In a letter, Senate Majority Leader Harry Reid urged Speaker John Boehner to bring House lawmakers back to Washington and approve a bipartisan measure the Senate approved overwhelmingly last weekend. That bill would extend the payroll tax cut and jobless benefits for two months, giving bargainers time to agree to a more expensive, yearlong measure.
"Because we have a responsibility to assure middle-class families that their taxes will not go up while we work out our differences, we must pass this immediate extension first," wrote Reid, D-Nev.
Minutes later, Boehner, R-Ohio, and other top House Republicans invited reporters into a meeting where they urged Reid to bring senators back to town so they can negotiate over a yearlong extension of the tax cut and jobless benefits. The bill would also postpone a scheduled Jan. 1 cut of 27 percent in payments to doctors who treat Medicare patients.
"All we're asking for is to get Senate members over here to work with us to resolve our differences so we can do what everybody wants to," Boehner said.
President Barack Obama and leaders of both parties want to extend the tax cuts and jobless benefits and prevent the cut in doctors' reimbursements for an entire year. Most lawmakers have left Washington for the Christmas and New Year's holiday, but could quickly return to vote on any agreement.
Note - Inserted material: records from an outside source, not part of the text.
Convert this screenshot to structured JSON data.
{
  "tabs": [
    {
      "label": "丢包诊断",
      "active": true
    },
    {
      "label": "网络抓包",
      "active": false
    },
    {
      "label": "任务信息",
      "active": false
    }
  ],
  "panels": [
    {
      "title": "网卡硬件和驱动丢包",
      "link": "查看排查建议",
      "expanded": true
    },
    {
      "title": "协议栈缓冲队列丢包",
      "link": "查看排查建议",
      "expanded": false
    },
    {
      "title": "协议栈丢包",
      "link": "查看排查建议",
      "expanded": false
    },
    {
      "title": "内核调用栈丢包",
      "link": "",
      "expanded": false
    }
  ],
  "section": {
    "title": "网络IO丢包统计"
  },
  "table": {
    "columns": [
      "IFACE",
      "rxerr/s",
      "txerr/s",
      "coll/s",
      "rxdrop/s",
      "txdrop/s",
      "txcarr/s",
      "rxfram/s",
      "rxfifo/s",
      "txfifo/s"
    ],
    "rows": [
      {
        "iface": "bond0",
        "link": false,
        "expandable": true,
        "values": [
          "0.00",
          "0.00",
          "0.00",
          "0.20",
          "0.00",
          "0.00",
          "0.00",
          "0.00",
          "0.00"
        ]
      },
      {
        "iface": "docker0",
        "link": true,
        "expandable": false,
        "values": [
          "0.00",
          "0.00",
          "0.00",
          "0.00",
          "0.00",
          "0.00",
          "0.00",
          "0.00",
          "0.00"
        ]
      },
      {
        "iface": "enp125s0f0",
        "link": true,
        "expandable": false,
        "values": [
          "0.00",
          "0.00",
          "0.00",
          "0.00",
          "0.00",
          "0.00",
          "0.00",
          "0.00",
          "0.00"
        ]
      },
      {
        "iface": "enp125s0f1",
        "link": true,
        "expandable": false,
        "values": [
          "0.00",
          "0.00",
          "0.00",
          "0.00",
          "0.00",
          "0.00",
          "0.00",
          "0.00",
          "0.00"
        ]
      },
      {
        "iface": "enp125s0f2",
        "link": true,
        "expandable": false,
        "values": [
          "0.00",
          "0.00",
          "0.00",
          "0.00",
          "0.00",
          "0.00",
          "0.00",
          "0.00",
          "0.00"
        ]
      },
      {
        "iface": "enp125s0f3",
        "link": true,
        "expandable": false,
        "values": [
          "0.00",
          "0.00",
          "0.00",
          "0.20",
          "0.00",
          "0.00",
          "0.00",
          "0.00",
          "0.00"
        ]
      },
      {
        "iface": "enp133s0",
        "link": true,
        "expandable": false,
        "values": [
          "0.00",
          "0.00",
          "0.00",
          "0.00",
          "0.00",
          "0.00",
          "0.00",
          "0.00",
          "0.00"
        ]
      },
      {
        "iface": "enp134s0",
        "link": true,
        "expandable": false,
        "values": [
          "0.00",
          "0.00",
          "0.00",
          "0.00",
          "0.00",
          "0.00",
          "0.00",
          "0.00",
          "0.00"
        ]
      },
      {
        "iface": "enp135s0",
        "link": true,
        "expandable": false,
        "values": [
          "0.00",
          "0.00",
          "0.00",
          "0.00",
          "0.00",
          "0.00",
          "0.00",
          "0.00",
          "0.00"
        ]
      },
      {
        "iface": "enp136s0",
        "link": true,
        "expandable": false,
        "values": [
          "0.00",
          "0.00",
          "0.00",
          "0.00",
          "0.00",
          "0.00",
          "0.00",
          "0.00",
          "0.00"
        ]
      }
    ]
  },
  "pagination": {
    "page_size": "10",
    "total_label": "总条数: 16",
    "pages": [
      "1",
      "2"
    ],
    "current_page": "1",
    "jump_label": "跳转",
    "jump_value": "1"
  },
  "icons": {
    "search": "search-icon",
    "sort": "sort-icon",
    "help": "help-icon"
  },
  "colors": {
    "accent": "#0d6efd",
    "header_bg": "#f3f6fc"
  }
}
The back and forth underscored a pressure-packed partisan fight, being waged on the eve of a presidential and congressional election year, in which neither side is showing any indication of give.
In a moment of political theater, Democrats tried to get the House to consider the two-month extension of the payroll tax cut as the chamber convened for a ceremonial session at which no formal business was scheduled. But acting speaker Rep. Michael Fitzpatrick, R-Pa., adjourned the chamber and walked out.
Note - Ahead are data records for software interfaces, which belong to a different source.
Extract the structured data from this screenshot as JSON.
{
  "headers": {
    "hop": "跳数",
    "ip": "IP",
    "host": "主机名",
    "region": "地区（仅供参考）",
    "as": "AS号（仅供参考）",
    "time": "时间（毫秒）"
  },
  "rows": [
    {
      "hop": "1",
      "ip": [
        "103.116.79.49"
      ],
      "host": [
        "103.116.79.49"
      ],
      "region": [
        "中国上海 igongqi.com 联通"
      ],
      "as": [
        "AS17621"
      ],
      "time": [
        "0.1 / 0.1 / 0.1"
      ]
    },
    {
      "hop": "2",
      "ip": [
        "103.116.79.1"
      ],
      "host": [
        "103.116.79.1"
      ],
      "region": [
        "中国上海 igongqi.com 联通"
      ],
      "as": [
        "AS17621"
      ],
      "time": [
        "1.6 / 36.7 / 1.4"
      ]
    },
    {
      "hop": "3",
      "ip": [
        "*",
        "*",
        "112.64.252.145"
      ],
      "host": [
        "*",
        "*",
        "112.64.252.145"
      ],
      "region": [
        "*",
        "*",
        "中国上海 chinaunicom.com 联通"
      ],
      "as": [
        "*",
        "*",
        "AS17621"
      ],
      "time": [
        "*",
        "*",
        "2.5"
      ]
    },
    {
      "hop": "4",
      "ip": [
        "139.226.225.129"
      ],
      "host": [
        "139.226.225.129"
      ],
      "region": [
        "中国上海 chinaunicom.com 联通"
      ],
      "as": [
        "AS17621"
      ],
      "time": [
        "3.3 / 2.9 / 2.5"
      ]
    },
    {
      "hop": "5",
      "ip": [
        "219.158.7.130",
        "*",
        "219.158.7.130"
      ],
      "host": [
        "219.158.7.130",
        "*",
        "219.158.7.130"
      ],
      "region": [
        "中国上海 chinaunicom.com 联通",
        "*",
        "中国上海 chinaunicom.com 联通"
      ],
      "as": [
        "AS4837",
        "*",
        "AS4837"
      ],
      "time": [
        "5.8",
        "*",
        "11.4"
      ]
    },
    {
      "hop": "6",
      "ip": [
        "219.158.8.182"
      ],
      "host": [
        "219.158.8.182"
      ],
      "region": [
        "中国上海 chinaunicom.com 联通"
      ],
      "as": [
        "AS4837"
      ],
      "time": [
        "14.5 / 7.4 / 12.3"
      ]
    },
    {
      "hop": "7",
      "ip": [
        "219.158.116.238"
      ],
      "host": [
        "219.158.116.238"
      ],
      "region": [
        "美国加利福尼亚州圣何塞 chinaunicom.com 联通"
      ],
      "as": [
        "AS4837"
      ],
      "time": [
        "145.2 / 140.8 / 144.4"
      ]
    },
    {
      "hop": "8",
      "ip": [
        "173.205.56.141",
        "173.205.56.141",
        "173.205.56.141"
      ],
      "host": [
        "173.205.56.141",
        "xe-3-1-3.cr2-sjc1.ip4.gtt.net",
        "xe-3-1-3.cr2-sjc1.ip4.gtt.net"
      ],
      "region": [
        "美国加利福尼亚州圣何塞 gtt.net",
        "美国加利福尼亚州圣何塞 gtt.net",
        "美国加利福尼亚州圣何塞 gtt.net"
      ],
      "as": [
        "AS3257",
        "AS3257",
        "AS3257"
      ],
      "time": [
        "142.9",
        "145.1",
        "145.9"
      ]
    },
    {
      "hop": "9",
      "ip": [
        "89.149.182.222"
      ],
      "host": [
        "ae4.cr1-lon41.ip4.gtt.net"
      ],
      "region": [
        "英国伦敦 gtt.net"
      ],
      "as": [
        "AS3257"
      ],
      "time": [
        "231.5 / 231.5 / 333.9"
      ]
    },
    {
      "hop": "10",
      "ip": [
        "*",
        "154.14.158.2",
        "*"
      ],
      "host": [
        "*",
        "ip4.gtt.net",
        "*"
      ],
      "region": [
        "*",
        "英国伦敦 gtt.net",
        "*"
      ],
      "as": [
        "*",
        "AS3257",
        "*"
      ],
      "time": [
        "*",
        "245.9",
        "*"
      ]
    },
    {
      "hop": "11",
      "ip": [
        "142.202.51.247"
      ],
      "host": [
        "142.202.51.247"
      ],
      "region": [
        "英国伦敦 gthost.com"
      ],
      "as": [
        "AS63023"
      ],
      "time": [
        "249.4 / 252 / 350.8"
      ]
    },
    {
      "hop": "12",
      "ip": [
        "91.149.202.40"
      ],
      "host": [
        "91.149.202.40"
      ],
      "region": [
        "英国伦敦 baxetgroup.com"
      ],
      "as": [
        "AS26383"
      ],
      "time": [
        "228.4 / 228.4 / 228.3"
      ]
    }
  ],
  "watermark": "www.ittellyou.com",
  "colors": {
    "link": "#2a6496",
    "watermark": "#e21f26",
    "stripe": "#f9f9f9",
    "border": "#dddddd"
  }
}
"Mr. Speaker, you're walking out. You're walking away just as so many Republicans have walked away from middle-class taxpayers" and others, Rep. Steny Hoyer of Maryland, the No. 2 House Democrat, shouted to an empty chair where the House presiding officer sits.
Republicans also came under pressure from their own usual allies when an opinion article on the Wall Street Journal's conservative editorial page accused the GOP of botching the fight over the payroll tax cut.
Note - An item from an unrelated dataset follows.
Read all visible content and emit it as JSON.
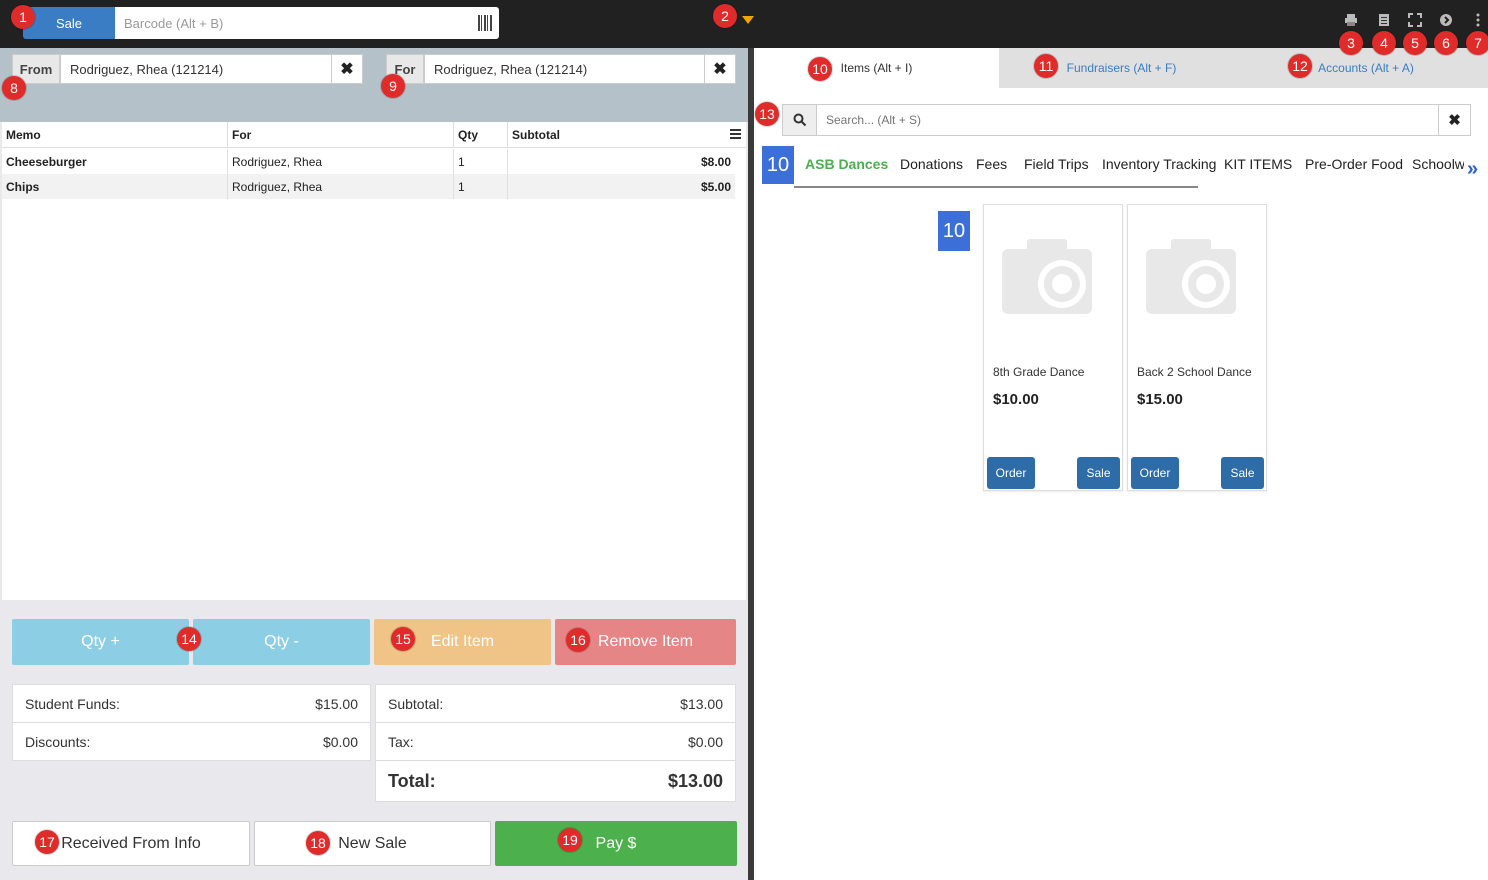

"Republicans would do best to cut their losses and find a way to extend the payroll holiday quickly," the editors wrote.
On Tuesday, the House voted 229-193 to kill the Senate measure. Afterward, Obama signaled he'll use his presidential megaphone to try to force Republicans controlling the House into submission.
"Now let's be clear," Obama said at the White House. "The bipartisan compromise that was reached on Saturday is the only viable way to prevent a tax hike on Jan. 1. The only one."
The Obama campaign promptly took to Twitter and Facebook to fight it out. With their candidate's poll numbers rising, Democratic operatives seemed almost giddy at the prospect of a prolonged battle.
Republican lawmakers relished the battle as well, though some of them are too inexperienced to know that presidents — regardless of party — usually win such high-profile fights, like Bill Clinton did over a 1995-96 government shutdown or George W. Bush did in skirmishes on anti-terror policies.
House Republicans instead rallied around a plan passed last week that would have extended the payroll tax cut for one year. But that version also contained spending cuts opposed by Democrats and tighter rules for jobless benefits.
If legislation isn't passed by New Year's Day, payroll taxes will go up by almost $20 a week for a worker making a $50,000 salary. Almost 2 million people could lose unemployment benefits as well, and doctors would bear big cuts in Medicare payments.
Given Obama's remarks and Reid's refusal to negotiate, it was unclear what leverage Republicans had in the year-end standoff. It appeared likely the partisan disagreement could easily persist past Christmas and into the final week of the year.